The creative problems, or prompts, that shaped the exhibit are thought provoking and challenging. Questions like defining whether home is a real, imagined or mythic place, and how do you experience and describe where your home is.
“We have all sorts of understanding of home and place, one of our Merit award winners Liz Wall, her statement talks about when she’s got her bathrobe on …that’s home.”
The piece Sarah is talking about is a pastel called Morning Meditation. The painting is a burst of colors with a woman in a white robe right in the middle, ironing. The idea of home for Liz, is not in the address where she lives but in the fluffiness of a bathrobe that she wears in the morning before she starts the day, and again in the evening when she is about to end it.
“Another one of our artists, John Murphey, he spends most of his time in Maryland but he spends part of his time here in Glen Arbor, home for him is his cozy studio.”
John’s watercolor ink piece, In My Comfy Living Room shows a small apartment living room in a bit of disarray, and I instantly am attracted to it. The plants, lamps and small space remind me of my own cozy little place where I like to get work done. John describes the scene as not necessarily home for him, stating on the painting’s description, “Yes my living room is comfy. No, it doesn’t really mean home for me. It was the act of drawing it that made me feel most at home. I just love to draw!”
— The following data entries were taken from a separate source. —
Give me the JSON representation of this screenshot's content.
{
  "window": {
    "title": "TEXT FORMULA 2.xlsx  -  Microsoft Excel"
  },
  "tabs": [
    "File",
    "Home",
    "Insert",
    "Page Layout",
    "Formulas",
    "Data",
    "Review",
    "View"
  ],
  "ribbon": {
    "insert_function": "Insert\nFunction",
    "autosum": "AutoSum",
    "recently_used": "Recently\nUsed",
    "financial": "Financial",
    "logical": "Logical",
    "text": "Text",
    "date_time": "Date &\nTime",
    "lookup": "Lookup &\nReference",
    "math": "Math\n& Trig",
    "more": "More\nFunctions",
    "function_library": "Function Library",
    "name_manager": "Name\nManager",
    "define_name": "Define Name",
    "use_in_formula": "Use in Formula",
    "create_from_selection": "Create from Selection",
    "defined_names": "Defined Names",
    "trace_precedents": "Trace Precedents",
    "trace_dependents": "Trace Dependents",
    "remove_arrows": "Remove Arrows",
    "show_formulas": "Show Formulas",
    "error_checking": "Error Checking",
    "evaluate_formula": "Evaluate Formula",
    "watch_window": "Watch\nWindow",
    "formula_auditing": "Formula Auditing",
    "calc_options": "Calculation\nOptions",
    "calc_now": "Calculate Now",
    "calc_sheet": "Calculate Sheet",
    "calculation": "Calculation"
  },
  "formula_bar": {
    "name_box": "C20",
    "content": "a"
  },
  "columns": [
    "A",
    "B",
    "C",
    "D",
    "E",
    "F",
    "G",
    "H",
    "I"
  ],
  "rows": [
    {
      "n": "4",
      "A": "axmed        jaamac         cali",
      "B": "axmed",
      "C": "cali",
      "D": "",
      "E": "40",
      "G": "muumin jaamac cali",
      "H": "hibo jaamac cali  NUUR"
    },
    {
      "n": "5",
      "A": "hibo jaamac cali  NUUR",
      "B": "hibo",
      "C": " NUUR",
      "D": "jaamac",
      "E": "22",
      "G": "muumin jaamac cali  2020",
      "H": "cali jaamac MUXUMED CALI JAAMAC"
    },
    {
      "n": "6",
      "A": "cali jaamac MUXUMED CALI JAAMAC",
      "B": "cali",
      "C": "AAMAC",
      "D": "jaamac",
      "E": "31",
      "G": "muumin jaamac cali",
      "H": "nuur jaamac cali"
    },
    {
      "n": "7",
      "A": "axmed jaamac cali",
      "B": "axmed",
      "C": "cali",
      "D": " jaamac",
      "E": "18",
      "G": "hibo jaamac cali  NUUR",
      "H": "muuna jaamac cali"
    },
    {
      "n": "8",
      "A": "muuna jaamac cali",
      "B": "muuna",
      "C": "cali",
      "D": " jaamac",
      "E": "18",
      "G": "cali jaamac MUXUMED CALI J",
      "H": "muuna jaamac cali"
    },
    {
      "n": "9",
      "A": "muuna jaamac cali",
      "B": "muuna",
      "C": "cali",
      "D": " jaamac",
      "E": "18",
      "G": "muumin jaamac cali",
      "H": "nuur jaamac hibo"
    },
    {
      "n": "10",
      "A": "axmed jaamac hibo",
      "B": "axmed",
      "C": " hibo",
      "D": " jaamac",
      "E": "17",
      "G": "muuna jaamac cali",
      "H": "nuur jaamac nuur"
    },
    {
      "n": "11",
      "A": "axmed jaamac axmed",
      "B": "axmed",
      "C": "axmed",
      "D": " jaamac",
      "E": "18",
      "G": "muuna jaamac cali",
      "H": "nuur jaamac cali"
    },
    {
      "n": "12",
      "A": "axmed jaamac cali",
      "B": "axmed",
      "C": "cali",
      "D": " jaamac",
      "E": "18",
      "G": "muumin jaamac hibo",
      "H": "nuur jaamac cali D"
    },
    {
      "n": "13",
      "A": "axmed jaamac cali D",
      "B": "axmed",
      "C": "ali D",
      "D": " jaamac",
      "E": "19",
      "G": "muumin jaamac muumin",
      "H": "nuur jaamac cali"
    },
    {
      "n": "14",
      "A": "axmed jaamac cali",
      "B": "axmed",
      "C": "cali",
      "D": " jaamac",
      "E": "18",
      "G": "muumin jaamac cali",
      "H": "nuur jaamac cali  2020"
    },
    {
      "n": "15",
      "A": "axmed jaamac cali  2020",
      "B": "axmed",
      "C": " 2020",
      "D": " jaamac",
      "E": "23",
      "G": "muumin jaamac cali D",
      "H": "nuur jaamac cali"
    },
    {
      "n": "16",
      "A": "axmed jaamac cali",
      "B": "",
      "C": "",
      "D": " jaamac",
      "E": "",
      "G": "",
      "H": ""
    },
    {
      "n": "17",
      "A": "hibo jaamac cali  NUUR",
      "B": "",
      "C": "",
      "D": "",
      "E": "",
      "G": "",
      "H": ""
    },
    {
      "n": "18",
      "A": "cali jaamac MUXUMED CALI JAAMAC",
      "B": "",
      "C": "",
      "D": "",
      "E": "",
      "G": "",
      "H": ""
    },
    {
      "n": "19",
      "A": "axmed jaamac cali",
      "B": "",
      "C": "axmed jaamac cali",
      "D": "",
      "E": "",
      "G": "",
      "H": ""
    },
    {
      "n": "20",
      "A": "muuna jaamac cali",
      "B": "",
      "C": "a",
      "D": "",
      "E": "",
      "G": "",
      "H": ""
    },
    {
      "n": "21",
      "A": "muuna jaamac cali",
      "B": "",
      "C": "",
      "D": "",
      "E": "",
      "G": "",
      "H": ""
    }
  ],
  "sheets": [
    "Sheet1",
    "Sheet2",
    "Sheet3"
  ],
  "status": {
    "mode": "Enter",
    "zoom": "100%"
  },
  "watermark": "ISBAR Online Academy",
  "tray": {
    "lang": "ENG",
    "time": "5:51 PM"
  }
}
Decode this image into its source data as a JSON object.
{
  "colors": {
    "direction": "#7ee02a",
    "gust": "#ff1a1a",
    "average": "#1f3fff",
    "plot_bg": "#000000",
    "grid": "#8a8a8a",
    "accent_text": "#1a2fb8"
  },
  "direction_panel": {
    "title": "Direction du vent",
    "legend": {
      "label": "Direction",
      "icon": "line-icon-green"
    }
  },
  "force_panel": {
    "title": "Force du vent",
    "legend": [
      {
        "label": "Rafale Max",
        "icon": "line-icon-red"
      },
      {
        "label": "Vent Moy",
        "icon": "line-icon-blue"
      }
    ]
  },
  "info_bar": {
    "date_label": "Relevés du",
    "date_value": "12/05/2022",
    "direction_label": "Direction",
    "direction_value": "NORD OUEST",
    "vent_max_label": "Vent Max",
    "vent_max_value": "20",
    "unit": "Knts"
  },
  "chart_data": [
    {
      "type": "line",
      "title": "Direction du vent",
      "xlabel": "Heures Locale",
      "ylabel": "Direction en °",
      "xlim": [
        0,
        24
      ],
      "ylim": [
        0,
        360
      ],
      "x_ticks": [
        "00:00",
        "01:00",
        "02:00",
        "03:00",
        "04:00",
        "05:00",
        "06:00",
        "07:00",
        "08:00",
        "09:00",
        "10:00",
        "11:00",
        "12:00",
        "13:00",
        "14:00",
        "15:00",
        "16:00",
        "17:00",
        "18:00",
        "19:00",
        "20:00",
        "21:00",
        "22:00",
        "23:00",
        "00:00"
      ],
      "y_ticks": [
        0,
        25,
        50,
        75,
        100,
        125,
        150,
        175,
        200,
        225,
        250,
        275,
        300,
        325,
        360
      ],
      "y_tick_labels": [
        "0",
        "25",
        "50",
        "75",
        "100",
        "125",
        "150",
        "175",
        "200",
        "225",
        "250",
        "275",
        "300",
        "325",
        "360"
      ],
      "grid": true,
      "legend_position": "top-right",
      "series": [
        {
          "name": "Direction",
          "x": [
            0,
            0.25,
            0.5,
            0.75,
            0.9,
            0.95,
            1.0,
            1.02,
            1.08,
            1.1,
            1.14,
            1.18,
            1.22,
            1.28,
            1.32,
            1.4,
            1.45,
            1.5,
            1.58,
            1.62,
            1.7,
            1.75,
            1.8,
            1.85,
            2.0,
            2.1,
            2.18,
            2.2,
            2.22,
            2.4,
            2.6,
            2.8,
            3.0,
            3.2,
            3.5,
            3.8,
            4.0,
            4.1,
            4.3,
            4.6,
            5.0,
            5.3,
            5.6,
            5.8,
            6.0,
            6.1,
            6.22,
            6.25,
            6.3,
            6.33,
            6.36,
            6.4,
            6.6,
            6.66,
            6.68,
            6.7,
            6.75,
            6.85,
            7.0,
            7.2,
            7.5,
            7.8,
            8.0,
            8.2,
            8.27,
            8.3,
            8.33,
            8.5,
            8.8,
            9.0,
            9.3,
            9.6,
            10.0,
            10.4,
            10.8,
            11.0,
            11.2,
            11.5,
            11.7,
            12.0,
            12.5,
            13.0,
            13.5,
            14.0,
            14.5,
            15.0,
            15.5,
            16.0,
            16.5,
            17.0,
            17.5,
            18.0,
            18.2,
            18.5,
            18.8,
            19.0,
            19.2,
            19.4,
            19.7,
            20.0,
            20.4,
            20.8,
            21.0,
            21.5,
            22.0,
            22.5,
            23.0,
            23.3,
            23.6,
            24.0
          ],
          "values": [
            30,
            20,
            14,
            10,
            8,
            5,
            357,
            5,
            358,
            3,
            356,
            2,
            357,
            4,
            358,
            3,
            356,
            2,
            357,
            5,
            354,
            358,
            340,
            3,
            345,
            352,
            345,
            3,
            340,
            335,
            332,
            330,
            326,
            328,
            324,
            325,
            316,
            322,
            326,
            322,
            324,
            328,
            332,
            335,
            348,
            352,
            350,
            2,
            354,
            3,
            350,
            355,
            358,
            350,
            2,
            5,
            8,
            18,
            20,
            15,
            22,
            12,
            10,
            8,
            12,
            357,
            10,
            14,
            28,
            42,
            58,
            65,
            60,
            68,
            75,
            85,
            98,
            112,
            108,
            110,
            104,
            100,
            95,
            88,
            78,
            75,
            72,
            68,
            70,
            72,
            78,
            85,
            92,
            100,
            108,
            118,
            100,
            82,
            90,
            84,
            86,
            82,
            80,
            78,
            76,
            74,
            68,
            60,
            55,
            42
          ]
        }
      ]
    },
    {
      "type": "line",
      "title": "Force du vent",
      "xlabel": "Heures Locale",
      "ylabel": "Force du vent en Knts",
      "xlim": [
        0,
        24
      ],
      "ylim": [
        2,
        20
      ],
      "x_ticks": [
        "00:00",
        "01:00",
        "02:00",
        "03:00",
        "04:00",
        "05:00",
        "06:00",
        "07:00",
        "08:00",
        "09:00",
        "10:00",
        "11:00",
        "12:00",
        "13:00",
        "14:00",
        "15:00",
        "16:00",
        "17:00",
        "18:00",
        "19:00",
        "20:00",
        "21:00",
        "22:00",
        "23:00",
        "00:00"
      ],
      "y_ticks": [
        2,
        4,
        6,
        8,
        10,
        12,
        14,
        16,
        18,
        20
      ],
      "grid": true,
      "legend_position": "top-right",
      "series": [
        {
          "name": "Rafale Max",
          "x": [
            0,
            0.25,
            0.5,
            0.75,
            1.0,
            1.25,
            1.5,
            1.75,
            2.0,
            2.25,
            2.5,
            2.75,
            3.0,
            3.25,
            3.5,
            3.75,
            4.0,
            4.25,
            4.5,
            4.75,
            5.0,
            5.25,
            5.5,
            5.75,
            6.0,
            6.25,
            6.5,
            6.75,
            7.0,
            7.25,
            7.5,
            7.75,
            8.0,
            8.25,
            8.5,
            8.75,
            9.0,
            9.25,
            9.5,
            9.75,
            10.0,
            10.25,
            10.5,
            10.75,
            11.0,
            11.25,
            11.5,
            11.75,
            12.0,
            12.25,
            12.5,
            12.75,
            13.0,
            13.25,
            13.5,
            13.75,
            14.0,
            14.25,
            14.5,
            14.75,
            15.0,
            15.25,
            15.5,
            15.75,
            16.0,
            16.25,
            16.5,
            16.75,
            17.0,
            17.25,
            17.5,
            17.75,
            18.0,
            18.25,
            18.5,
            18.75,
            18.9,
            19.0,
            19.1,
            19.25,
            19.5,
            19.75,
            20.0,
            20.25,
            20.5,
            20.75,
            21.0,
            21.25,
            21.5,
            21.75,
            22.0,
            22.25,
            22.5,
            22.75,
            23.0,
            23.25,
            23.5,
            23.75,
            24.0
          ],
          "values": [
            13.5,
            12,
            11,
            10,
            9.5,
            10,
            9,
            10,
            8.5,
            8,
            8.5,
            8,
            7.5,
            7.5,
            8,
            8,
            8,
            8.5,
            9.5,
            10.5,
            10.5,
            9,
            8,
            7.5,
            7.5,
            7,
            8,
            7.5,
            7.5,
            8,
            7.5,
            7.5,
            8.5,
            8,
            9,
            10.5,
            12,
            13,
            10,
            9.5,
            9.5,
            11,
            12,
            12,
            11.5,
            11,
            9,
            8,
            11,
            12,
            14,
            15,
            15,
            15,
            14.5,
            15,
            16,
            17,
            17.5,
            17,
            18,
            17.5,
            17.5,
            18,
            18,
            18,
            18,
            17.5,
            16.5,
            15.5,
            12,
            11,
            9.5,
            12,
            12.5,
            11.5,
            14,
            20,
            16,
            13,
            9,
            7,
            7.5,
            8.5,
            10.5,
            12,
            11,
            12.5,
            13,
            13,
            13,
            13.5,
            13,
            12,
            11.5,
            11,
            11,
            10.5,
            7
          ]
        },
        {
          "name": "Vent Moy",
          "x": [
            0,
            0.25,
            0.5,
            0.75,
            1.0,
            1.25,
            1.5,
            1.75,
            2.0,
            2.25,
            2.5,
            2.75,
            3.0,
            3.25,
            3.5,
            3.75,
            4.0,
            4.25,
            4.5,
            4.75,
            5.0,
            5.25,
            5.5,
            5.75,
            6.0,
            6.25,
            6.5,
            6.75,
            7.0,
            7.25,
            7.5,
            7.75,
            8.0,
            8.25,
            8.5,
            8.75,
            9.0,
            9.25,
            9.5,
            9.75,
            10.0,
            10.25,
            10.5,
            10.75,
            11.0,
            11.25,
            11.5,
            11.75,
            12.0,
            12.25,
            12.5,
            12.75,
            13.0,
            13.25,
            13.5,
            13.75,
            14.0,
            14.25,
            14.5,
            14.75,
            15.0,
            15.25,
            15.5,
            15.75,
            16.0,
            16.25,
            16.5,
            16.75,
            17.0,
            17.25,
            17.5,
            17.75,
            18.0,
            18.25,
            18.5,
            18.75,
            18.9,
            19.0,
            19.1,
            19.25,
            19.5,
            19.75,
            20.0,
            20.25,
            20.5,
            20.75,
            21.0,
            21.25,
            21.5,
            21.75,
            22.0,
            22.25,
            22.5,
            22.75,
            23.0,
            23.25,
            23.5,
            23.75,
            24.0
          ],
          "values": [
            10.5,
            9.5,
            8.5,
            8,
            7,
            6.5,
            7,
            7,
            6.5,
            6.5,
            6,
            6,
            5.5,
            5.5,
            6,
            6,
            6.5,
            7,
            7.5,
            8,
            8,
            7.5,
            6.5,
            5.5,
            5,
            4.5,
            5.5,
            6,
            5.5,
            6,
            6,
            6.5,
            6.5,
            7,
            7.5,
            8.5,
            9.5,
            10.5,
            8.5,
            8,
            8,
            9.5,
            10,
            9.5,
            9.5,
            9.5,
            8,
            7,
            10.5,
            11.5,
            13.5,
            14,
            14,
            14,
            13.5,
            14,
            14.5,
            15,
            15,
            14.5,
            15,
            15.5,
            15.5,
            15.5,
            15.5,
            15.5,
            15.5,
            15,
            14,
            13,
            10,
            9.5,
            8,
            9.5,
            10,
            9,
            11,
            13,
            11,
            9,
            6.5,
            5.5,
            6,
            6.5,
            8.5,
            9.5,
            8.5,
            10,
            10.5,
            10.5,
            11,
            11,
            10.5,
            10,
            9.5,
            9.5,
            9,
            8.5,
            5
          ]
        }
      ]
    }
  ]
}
Some artists in the exhibit define their idea of home as Michigan. Adam VanHouten depicts a pine tree lined road with the sun peaking over the horizon in his oil painting The Sun Leads The Way Home. Adam painted the scene while getting lost on a drive through Northern Michigan. In the painting’s description he said that the places we are alone and lost can be home just as much as the places we frequent most, and this thrill of discovering new places in Northern Michigan is what draws him back time and time again.
Not all the artists in the exhibit are tied to Northern Michigan, some artists have pieces that focus on downstate. Artist Whitney Lea Sage created Portraits of Home, an ink on panel collection that shows the different abandoned homes and empty lots inside Detroit. Her reasoning for the collection is to show the devastation that has occurred in neighborhoods that were once thriving and the loss of “familial and community identity” these neighborhoods once held. There were once memories and life inside of the ghost houses and empty fields.
Sarah was interested in this idea of home because of how much our own experiences are filtered through a screen. Television and social media can skew ideas and opinions, and home is something that can be radically different for all of us, but also something that radically connects all of us in that it is something we all understand. We all have a place where we feel most ourselves and most at ease.
“I was horrified at finding how much time I spent in the morning switching from one website to another, getting someone else’s filtered view of the world. This exhibition asks people to pull from their direct experience,” Sarah said.
A piece that caught my eye before I left was Mike Cotter’s Welcome Home Mr. K. In the description for the paper, India ink and charcoal collage, Mike talked about the quote I mentioned earlier; “You can’t go home again.”
In the collage description Mike writes that we often yearn for a place from our past out of nostalgia. If we are able to not expect to relive the feelings we once had when we called that place home, we can look at it with fresh eyes and create new memories.
The painting is familiar and reminds me of my childhood neighborhood. A flashy sports car parked in the driveway of a modest home, surrounded by lilac trees.
I might not be able to go home again, but I’m well on my way to creating my new idea of home here in Northern Michigan.